So, how can we determine what to expect from the younger Upton brother over the next few seasons? I believe that we can simply look to Bonds as a good indicator of how Justin will fare next season. (His projections may be of particular interest to anyone out there who plays fantasy baseball.)
Over Bonds’ next 1,900 plate appearances, he hit .279/.388/.496, and in addition, he averaged 26 home runs and 96 RBI. His .OPS was a solid .886 and his WAR was an astronomical eight-plus a year. The home run and RBI totals match Upton’s career high, so we know he is capable of producing at those levels in 2011, probably with just a little bit of a drop off in the HR department.
The .388 on base percentage is probably a bit out of Upton’s reach due to Bonds over his next 1,900 PAs had a BB percentage well over 12 percent which is ridiculously high. He even peaked at 15 percent in 1990. That BB percentage is so high that only six players in 2010 had a BB percentage of over 14; they were: Daric Barton, Prince Fielder, Carlos Pena, Albert Pujols, Jose Bautista and Jason Heyward.
So while Upton’s career base on ball percentage is better than 10.5 percent, he will probably not reach the same status as Bonds. But how much of a difference will the BB percentage difference of probably about 2 percent make on .OBP?
I looked to the stats to find out. In 2010, three players made 675 plate appearances: Matt Holliday, Austin Jackson and Michael Cuddyer. Holliday’s BB percentage was 10.2 percent, Jackson’s was 7 percent and Cuddyer’s was 8.6 percent. When I subtracted the players’ .OBP from their batting averages (.AVG), I came down to a stat that I imagine is similar to .ISO (isolated slugging percentage) which for brevity's sake, I will call “.ISOBB”.
Holliday’s BB percentage was 1.6 percent greater than Cuddyer’s, and when I subtracted their .ISOBB from one another’s, I came to find that the 1.6 percent BB percentage rate was good for .013 points in .OBP. To check this, I compared Austin Jackson and Michael Cuddyer, whom also have 1.6 percent difference in their BB percentage and came to find that the difference in .ISOBB was also .013.
|Player||PAs||BB%||.OBP||.OBP - .AVG= .ISOBB|
|Matt Holliday||675||10.2%||.390||.390 - .312= .078|
|Austin Jackson||675||7.0%||.345||.345 - .293= .052|
|Michael Cuddyer||675||8.6%||.336||.336 - .271= .065|
The next step to determining Upton’s .OBP for 2011 is to determine his .ISOBB; Bonds’ was .109 which is pretty astronomical, and we have already established the fact that Upton’s will be around .013 to .020 different based on his lower BB percentage. Upton’s .ISOBB should end up around .093.
The .279 average that Bond’s posted was lowered significantly by a .248 average one year. In fact, over the course of both players’ earlier careers, Upton has shown that he possesses a far better batting average. He hit over .300 in his second full season, a feat Bond’s didn’t accomplish until his fourth season. So Upton, we can assume (safely), will probably hit higher than .279 in 2011; let’s say .284. Which when adding in his .ISOBB, puts his .OPB at .377.

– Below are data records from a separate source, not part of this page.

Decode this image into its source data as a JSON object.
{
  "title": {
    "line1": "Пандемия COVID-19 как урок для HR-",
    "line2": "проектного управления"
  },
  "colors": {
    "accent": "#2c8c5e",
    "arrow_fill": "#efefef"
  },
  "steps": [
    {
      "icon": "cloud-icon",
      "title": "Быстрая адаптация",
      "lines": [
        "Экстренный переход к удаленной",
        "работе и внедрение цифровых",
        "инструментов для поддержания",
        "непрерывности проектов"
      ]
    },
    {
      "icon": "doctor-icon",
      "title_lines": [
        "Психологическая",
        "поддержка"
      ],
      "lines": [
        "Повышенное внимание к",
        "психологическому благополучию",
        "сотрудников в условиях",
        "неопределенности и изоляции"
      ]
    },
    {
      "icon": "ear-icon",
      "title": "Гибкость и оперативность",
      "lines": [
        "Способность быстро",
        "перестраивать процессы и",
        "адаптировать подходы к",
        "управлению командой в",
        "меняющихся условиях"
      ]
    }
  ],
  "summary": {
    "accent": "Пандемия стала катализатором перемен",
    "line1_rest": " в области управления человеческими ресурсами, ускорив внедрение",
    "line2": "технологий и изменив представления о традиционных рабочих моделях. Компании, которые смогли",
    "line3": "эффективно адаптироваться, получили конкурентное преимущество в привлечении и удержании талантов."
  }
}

The last thing to consider is slugging percentage, and Bonds probably edges out Justin Upton in this category. How much? Well, during their first 1,700 PAs, Bonds’ .ISO was .014 better at .213, compared to Upton’s .199. Over the next three seasons, Bond’s didn’t improve much, rising to about .219. If Upton follows the same improvement, he should float in around .205 which would put him at a .489 slugging percentage.
All in all, Upton’s 2011 season should look something like this: .284/.377/.489 with about 25 home runs and 95 RBI. I’ll be curious to see exactly what he does end up doing. As for the predictions by the mathematicians/computers that are paid/designed to do predictions, when the average of fangraph.com’s “Marcel” and “Bill James” predictions are taken, it results in a .285/.367/.489 line…pretty similar to what I came up with actually.
So is Justin Upton the next Barry Bonds? We’ll have to see, but I would say yes.